r:ead is an attempt at sowing seeds deeply on a small scale, in a territory free of the obligations that burden cultural organizations. Artists, curators, and translators from four East Asian countries gather in the same place at the same time and engage in dialogue. They are both “neighbor and stranger” to one another, as they discuss their creations, societal contexts, and histories. We were not asked to organize this project. But we realized that in such a process of discourse, we turn over, relativize, and face our own history once again. Seeds of future works are softly sowed in the ground plowed deep by dialogue. At the end of the two-week conversation, all participants present on how they plan to nurture their sprouts. This is the program at r:ead.

r:ead is also a small and independent body in motion, shifting and evolving in accordance with its surrounding situations. r:ead was held in Japan for the first two years but for the third, thanks to Jow-Jiun Gong who participated in r:ead #2, it became a roving event in Tainan that traveled across Taiwan. Owing to the strong initiative of r:ead #3 participants Cho Jieun and Ahn Sohyun, we were able to realize our fourth iteration in South Korea. And this time, Cheng Yee Man Gum and Clara Cheung who participated in r:ead #4 took the initiative to organize r:ead #5 in Hong Kong. This is a project traveling across East Asia, relayed by those who believe in its necessity.

Over the course of five years r:ead has brought new independent initiatives into being. With the inquiries cultivated at r:ead as its chief concept, Arts Commons Tokyo was established. Leaders of Tainan’s independent art scene followed suit. Furthermore, r:ead’s translation director, Kanoko Tamura is exploring new possibilities in the field of art translation, by organizing the Art Translators Collective, specializing in the most important and challenging aspect of our program: interpretation and translation. These projects arose as a natural result of re-confronting local contexts and pressing issues through r:ead.

At r:ead we have an extremely simple, yet frighteningly laborious rule of communication. Everyone speaks in their mother tongue. Continuously from last program, we have situated interpreters and translators living between two languages and cultures, as the third creators/mediators beside artists and curators. This move explicitly raises the issue of language in East Asia. One of the major challenges of r:ead is to address the relation between art and language in the region, heretofore distorted by the inevitable translation into Western languages.
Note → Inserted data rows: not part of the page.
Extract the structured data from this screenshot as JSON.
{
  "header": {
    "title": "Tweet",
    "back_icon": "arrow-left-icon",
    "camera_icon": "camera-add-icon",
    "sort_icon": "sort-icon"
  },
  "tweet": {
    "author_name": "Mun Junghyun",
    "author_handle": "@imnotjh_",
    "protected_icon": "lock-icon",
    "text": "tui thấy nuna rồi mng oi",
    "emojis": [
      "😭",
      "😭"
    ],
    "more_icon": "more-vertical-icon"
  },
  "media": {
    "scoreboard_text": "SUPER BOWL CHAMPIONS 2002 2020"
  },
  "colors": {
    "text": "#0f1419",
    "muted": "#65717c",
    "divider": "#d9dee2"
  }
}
r:ead is not the type of project that has a political agenda, framework, and a budget. Rather it is a temporary community, which comes into existence solely because each participant feels its necessity. And it can only be formed by an accumulation of discourse. No one asked us to do what we do. Everyone involved has a direct connection to East Asia and is the subject of history, taking on the task of renewing the present. As artists, curators, and translators, we mediate otherness. As foreigners, we widen the site of this shared work. We sow the seeds deeply on a small scale. No one knows how they will sprout but we gather here precisely because we do not know, because we yearn for dialogue.

I would like to thank Cheng Yee Man Gum and Clara Cheung who accepted the unstable nature of this project and made it possible to host this year’s eve¬nt in Hong Kong. I would also like to extend my sincere appreciation to our supporters at Hong Kong Arts Development Council, The Japan Foundation and to all artists, curators, interpreters, and staff who have participated in r:ead.